Controlling ‘bad cholesterol’ may help reduce the growth of cancer cells, say scientists who found that tumours may use lipids as “building blocks” to grow. Scientists studied how tumour cells grow by scavenging very low-density lipoproteins (VLDL) and low-density lipoproteins (LDL), and what mechanisms can be used to reduce the malignant cells’ growth.
Researchers from the University of Alberta in Canada and Medical University of Graz in Austria found that tumours not only use lipids to grow, but they can regulate their host’s lipid metabolism to increase production of these lipids. The “bad cholesterol” binds to LDL receptors in the liver, the organ in charge of degrading it and excreting it from the organism as bile.

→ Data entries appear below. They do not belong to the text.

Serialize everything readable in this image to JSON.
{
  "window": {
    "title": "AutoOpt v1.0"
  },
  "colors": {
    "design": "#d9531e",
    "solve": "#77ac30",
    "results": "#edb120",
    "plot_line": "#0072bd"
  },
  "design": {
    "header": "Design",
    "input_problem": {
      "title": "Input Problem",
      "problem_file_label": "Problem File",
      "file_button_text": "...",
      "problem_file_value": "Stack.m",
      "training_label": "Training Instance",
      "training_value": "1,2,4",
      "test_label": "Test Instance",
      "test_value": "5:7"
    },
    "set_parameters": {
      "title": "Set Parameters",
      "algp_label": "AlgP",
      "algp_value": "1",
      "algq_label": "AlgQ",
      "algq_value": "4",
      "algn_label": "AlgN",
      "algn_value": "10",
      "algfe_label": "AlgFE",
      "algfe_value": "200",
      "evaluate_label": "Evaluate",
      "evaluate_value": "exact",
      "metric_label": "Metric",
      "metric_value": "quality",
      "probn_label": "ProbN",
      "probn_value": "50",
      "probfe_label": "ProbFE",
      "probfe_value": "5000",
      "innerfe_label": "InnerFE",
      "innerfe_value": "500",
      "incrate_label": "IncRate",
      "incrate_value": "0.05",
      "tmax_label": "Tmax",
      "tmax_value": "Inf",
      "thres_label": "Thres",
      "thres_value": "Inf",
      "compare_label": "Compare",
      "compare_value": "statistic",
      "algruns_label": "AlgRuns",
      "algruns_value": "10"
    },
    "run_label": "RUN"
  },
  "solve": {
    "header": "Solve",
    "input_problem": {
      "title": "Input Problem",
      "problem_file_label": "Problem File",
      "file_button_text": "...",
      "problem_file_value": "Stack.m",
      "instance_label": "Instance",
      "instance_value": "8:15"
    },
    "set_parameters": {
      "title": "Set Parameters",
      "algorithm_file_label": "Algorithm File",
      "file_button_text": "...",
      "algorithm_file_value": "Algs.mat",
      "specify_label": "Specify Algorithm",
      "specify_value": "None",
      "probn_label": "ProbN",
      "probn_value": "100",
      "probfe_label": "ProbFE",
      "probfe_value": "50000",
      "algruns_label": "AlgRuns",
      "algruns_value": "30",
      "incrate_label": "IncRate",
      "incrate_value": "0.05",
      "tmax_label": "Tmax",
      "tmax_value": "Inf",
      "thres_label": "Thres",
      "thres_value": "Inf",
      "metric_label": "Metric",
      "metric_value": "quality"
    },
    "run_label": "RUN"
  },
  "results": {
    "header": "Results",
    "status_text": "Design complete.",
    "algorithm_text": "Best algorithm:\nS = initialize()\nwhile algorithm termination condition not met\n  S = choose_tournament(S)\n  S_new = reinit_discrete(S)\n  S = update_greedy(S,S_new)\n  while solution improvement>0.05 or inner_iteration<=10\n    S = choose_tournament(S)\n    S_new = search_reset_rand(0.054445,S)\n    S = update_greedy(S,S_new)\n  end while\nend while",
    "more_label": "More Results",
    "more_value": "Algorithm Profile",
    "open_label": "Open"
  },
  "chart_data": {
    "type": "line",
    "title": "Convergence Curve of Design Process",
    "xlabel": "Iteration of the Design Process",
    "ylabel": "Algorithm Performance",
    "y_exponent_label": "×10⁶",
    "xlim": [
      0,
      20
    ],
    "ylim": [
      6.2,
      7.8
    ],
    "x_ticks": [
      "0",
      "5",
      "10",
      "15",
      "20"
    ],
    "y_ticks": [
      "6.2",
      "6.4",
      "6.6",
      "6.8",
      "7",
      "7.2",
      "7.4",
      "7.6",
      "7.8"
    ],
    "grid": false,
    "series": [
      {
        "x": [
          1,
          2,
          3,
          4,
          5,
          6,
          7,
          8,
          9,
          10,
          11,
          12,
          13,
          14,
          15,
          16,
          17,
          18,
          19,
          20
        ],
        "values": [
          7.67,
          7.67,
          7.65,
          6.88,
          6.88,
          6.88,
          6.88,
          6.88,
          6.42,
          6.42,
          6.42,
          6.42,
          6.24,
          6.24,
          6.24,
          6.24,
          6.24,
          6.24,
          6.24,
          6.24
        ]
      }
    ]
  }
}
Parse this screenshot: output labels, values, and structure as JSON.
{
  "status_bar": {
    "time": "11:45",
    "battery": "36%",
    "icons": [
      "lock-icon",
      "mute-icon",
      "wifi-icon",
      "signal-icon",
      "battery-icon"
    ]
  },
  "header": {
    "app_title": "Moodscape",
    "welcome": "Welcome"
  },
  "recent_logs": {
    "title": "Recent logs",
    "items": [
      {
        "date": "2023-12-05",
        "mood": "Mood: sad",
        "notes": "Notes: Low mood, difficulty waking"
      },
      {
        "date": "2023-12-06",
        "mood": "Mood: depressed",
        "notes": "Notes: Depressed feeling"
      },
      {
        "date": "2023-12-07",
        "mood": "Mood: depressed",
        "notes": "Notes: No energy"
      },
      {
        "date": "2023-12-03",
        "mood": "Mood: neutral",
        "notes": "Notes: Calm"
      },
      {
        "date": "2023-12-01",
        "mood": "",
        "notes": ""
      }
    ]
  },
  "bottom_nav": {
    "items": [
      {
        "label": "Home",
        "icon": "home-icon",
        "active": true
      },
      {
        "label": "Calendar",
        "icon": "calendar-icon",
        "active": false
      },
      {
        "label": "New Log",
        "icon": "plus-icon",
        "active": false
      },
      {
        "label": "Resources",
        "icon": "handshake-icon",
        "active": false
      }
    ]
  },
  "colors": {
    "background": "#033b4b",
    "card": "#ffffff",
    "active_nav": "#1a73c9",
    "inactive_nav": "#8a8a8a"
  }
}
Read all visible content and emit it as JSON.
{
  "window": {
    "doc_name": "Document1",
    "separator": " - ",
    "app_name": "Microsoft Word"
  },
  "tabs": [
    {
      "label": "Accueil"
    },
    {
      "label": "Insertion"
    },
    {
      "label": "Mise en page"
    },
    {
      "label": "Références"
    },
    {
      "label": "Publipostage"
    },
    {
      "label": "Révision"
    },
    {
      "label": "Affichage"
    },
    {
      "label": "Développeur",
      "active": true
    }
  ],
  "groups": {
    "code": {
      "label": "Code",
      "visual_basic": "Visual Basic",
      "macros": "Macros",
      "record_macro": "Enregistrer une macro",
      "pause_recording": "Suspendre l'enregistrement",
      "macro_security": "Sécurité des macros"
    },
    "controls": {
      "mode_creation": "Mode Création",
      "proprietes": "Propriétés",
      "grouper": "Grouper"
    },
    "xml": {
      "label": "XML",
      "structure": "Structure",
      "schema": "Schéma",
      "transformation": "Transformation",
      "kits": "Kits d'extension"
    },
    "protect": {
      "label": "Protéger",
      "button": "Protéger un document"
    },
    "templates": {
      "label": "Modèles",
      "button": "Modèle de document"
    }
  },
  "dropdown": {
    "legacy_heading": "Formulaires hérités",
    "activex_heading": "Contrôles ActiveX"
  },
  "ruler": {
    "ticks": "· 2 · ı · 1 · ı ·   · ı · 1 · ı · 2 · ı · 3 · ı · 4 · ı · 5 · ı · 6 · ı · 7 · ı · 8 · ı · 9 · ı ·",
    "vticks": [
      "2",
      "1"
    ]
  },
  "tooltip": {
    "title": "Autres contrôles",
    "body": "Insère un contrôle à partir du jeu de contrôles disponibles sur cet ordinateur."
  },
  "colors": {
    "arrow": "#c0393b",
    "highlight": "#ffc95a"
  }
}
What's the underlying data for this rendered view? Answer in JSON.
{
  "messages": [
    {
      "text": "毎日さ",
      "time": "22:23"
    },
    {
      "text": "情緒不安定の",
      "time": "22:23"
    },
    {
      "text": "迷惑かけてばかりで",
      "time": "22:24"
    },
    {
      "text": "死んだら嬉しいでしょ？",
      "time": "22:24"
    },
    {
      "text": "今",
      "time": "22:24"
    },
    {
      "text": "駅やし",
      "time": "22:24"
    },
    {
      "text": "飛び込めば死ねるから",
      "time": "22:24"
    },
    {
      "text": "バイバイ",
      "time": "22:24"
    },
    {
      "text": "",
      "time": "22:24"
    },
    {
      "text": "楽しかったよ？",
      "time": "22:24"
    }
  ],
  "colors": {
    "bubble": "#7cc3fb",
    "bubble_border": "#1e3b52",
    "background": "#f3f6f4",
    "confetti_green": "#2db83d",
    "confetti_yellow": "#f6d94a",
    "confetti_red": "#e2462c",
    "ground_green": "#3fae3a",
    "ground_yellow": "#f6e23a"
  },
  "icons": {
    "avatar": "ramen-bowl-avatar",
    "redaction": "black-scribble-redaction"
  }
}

“Cancer cells need lipids to grow. They can make their own lipids or get more from the host because these cells grow so fast,” said Richard Lehner, from the University of Alberta. “The tumour signals to the liver: ‘I need more cholesterol for growth’ and the liver is reprogrammed to secrete those lipids,” Lehner said.
One of the key factors for this process are proteins we all have that, in larger quantities, may cause a decrease in the amount of LDL receptors to excrete the cholesterol. The tumour affects these proteins to reduce clearance of cholesterol from the blood, leaving the LDL for cancer to feed off of it.
These findings led researchers to an interesting hypothesis: minimising the liver’s production of LDL would deprive a tumour from its constant supply and therefore reduce its possibility of growth.
Their experiments in pre-clinical models proved to be successful, confirming lower tumour development with the regulation of the proteins that affect production of VLDL (precursors of LDL) and uptake of LDL by receptors from the liver. The study was published in the journal Cell Reports.